Data records for software interfaces:
*** Begin section ***
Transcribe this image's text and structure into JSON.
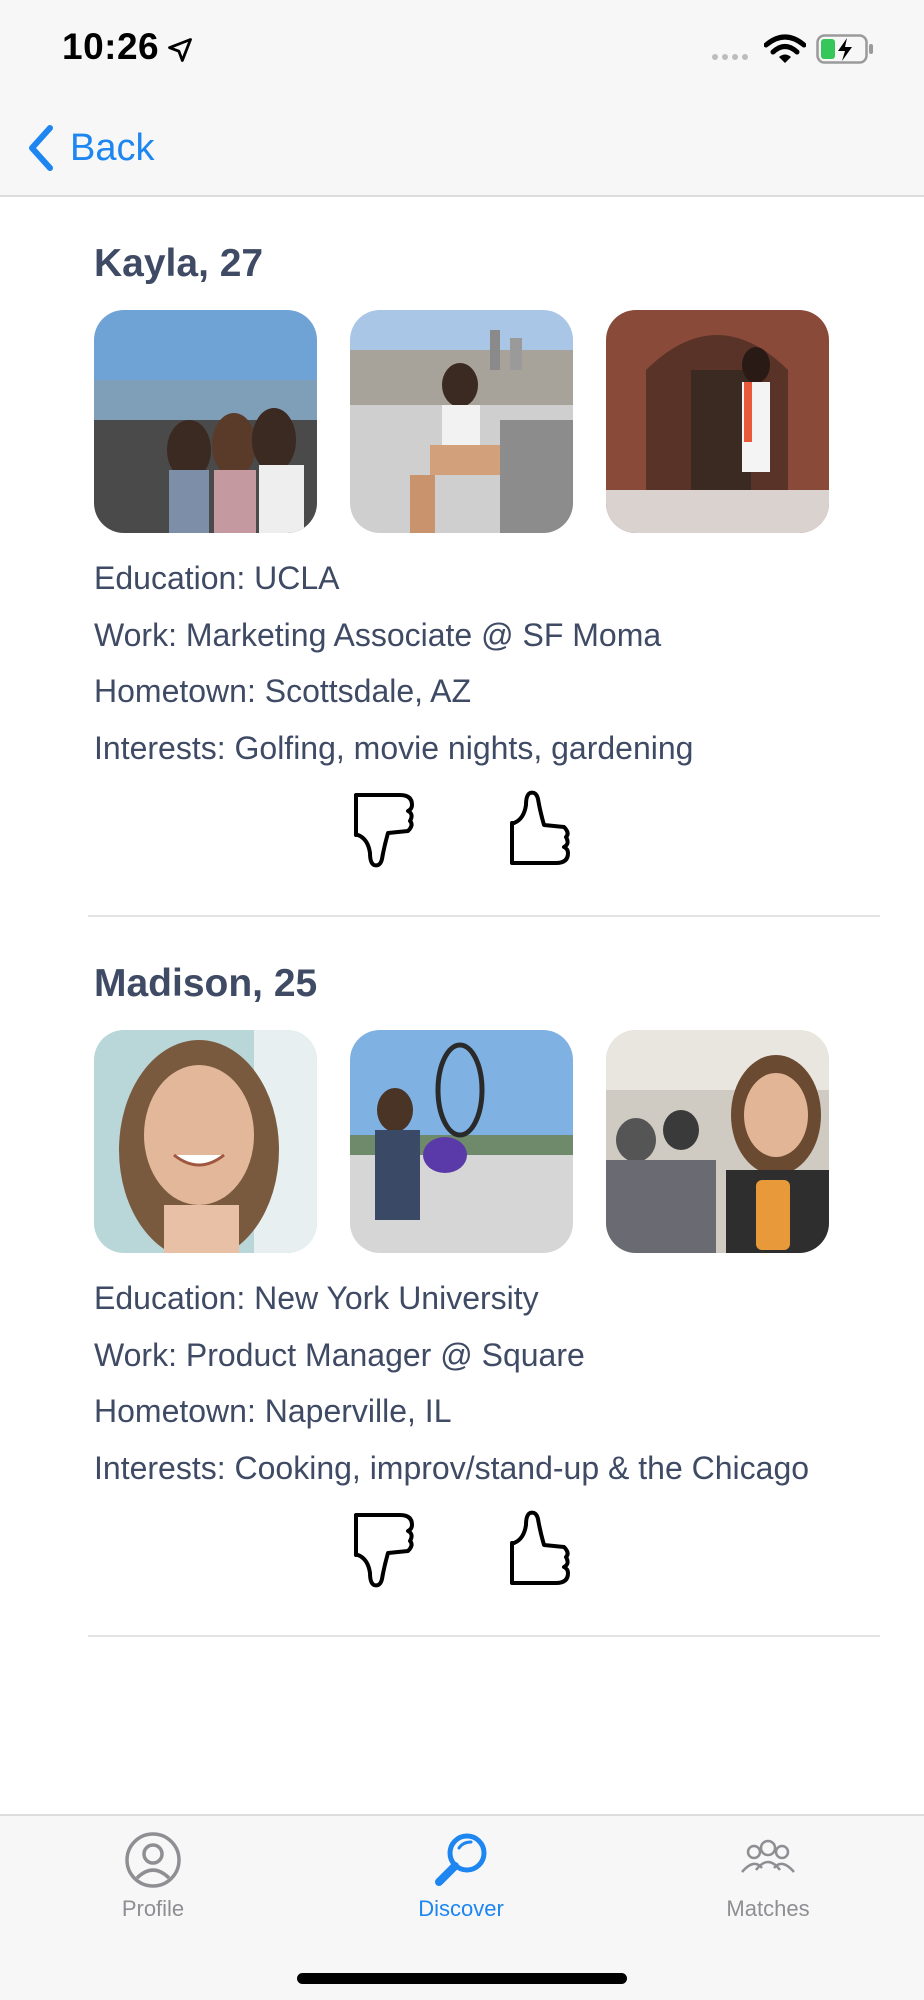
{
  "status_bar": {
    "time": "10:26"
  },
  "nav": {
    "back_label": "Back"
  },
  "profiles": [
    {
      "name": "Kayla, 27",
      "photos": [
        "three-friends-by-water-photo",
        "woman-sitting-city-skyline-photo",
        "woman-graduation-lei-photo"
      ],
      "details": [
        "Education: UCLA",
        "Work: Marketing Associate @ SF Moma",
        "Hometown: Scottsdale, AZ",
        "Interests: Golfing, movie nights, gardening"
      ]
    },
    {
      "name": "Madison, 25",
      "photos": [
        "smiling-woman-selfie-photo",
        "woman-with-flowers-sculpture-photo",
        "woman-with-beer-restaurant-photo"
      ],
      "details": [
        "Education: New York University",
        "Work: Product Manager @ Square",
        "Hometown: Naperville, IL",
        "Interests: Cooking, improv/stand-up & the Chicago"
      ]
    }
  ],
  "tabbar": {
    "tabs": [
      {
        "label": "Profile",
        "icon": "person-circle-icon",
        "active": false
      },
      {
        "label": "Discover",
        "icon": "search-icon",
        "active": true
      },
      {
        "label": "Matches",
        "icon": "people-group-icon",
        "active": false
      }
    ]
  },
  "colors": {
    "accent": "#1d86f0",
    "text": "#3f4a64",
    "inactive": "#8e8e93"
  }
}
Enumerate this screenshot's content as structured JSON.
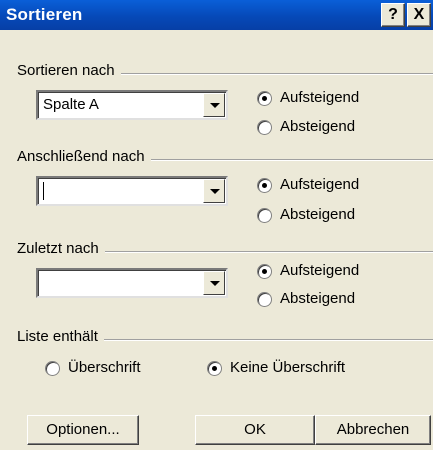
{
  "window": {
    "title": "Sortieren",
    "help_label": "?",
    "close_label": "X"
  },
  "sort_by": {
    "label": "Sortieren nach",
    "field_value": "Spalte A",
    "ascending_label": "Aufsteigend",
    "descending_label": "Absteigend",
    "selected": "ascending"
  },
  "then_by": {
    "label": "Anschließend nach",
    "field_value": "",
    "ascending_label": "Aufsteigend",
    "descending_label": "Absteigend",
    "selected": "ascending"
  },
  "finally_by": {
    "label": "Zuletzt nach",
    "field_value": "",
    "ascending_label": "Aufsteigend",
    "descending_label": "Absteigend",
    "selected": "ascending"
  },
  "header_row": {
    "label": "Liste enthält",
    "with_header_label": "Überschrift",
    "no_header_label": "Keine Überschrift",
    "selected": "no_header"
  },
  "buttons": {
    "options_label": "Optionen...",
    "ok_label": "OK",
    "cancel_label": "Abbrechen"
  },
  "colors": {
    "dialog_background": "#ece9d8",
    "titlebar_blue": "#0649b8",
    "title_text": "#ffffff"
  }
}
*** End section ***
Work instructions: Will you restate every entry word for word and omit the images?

Written response:
Transcribe this image's text and structure into JSON.
{
  "status_bar": {
    "time": "10:26"
  },
  "nav": {
    "back_label": "Back"
  },
  "profiles": [
    {
      "name": "Kayla, 27",
      "photos": [
        "three-friends-by-water-photo",
        "woman-sitting-city-skyline-photo",
        "woman-graduation-lei-photo"
      ],
      "details": [
        "Education: UCLA",
        "Work: Marketing Associate @ SF Moma",
        "Hometown: Scottsdale, AZ",
        "Interests: Golfing, movie nights, gardening"
      ]
    },
    {
      "name": "Madison, 25",
      "photos": [
        "smiling-woman-selfie-photo",
        "woman-with-flowers-sculpture-photo",
        "woman-with-beer-restaurant-photo"
      ],
      "details": [
        "Education: New York University",
        "Work: Product Manager @ Square",
        "Hometown: Naperville, IL",
        "Interests: Cooking, improv/stand-up & the Chicago"
      ]
    }
  ],
  "tabbar": {
    "tabs": [
      {
        "label": "Profile",
        "icon": "person-circle-icon",
        "active": false
      },
      {
        "label": "Discover",
        "icon": "search-icon",
        "active": true
      },
      {
        "label": "Matches",
        "icon": "people-group-icon",
        "active": false
      }
    ]
  },
  "colors": {
    "accent": "#1d86f0",
    "text": "#3f4a64",
    "inactive": "#8e8e93"
  }
}
Enumerate this screenshot's content as structured JSON.
{
  "window": {
    "title": "Sortieren",
    "help_label": "?",
    "close_label": "X"
  },
  "sort_by": {
    "label": "Sortieren nach",
    "field_value": "Spalte A",
    "ascending_label": "Aufsteigend",
    "descending_label": "Absteigend",
    "selected": "ascending"
  },
  "then_by": {
    "label": "Anschließend nach",
    "field_value": "",
    "ascending_label": "Aufsteigend",
    "descending_label": "Absteigend",
    "selected": "ascending"
  },
  "finally_by": {
    "label": "Zuletzt nach",
    "field_value": "",
    "ascending_label": "Aufsteigend",
    "descending_label": "Absteigend",
    "selected": "ascending"
  },
  "header_row": {
    "label": "Liste enthält",
    "with_header_label": "Überschrift",
    "no_header_label": "Keine Überschrift",
    "selected": "no_header"
  },
  "buttons": {
    "options_label": "Optionen...",
    "ok_label": "OK",
    "cancel_label": "Abbrechen"
  },
  "colors": {
    "dialog_background": "#ece9d8",
    "titlebar_blue": "#0649b8",
    "title_text": "#ffffff"
  }
}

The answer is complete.